THE DATA:
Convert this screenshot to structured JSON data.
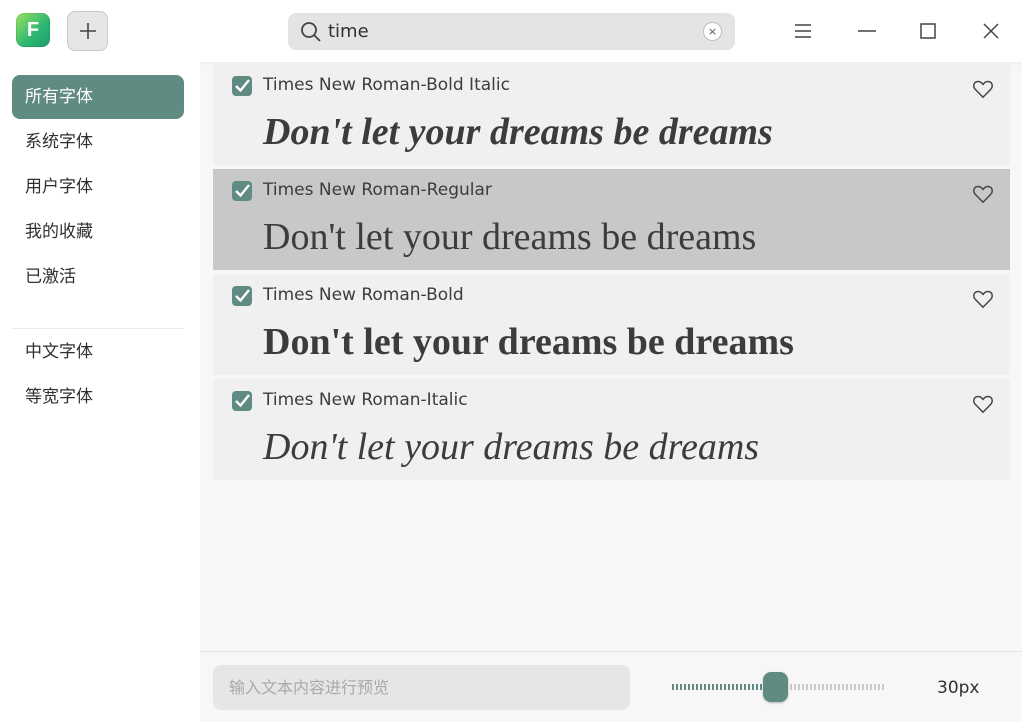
{
  "app": {
    "logo_letter": "F"
  },
  "search": {
    "value": "time",
    "clear_glyph": "×"
  },
  "sidebar": {
    "items": [
      {
        "label": "所有字体",
        "active": true
      },
      {
        "label": "系统字体",
        "active": false
      },
      {
        "label": "用户字体",
        "active": false
      },
      {
        "label": "我的收藏",
        "active": false
      },
      {
        "label": "已激活",
        "active": false
      }
    ],
    "groups": [
      {
        "label": "中文字体"
      },
      {
        "label": "等宽字体"
      }
    ]
  },
  "fonts": [
    {
      "name": "Times New Roman-Bold Italic",
      "preview": "Don't let your dreams be dreams",
      "style": "bold-italic",
      "checked": true,
      "favorite": false,
      "selected": false
    },
    {
      "name": "Times New Roman-Regular",
      "preview": "Don't let your dreams be dreams",
      "style": "regular",
      "checked": true,
      "favorite": false,
      "selected": true
    },
    {
      "name": "Times New Roman-Bold",
      "preview": "Don't let your dreams be dreams",
      "style": "bold",
      "checked": true,
      "favorite": false,
      "selected": false
    },
    {
      "name": "Times New Roman-Italic",
      "preview": "Don't let your dreams be dreams",
      "style": "italic",
      "checked": true,
      "favorite": false,
      "selected": false
    }
  ],
  "preview_input": {
    "placeholder": "输入文本内容进行预览",
    "value": ""
  },
  "size": {
    "label": "30px",
    "slider_fraction": 0.45
  },
  "colors": {
    "accent": "#5f8b82",
    "selected_row": "#c8c8c8",
    "row": "#f0f0f0"
  }
}
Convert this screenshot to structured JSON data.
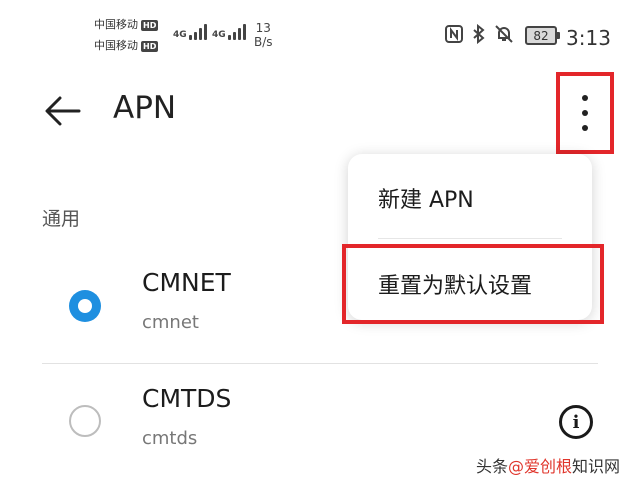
{
  "status_bar": {
    "carriers": [
      {
        "name": "中国移动",
        "badge": "HD",
        "network": "4G"
      },
      {
        "name": "中国移动",
        "badge": "HD",
        "network": "4G"
      }
    ],
    "net_speed_value": "13",
    "net_speed_unit": "B/s",
    "battery": "82",
    "time": "3:13"
  },
  "header": {
    "title": "APN"
  },
  "section_label": "通用",
  "apn_list": [
    {
      "name": "CMNET",
      "sub": "cmnet",
      "selected": true
    },
    {
      "name": "CMTDS",
      "sub": "cmtds",
      "selected": false
    }
  ],
  "menu": {
    "items": [
      {
        "label": "新建 APN"
      },
      {
        "label": "重置为默认设置"
      }
    ]
  },
  "watermark": {
    "part1": "头条",
    "part2": "@爱创根",
    "part3": "知识网"
  },
  "colors": {
    "accent": "#1e8fe0",
    "highlight": "#e3262a"
  }
}
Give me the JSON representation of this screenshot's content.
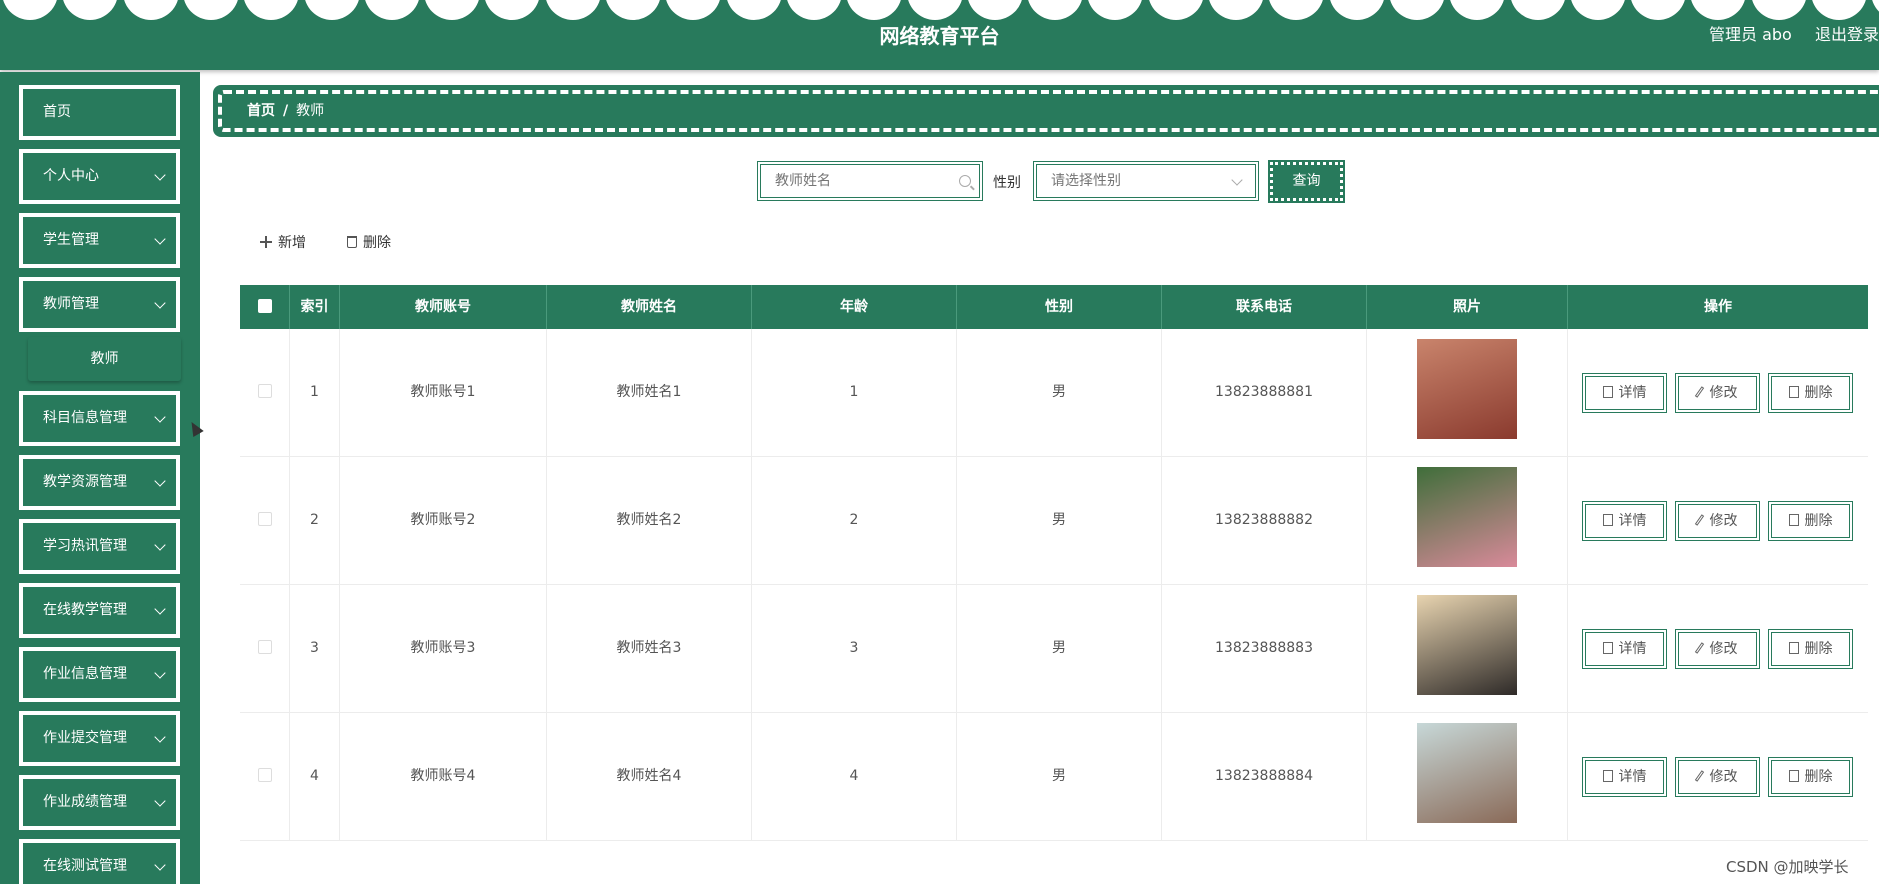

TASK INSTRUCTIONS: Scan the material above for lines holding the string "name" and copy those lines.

WRITTEN RESPONSE:
      "name": "Times New Roman-Bold Italic",
      "name": "Times New Roman-Regular",
      "name": "Times New Roman-Bold",
      "name": "Times New Roman-Italic",
        "name": "中国移动",
        "name": "中国移动",
      "name": "CMNET",
      "name": "CMTDS",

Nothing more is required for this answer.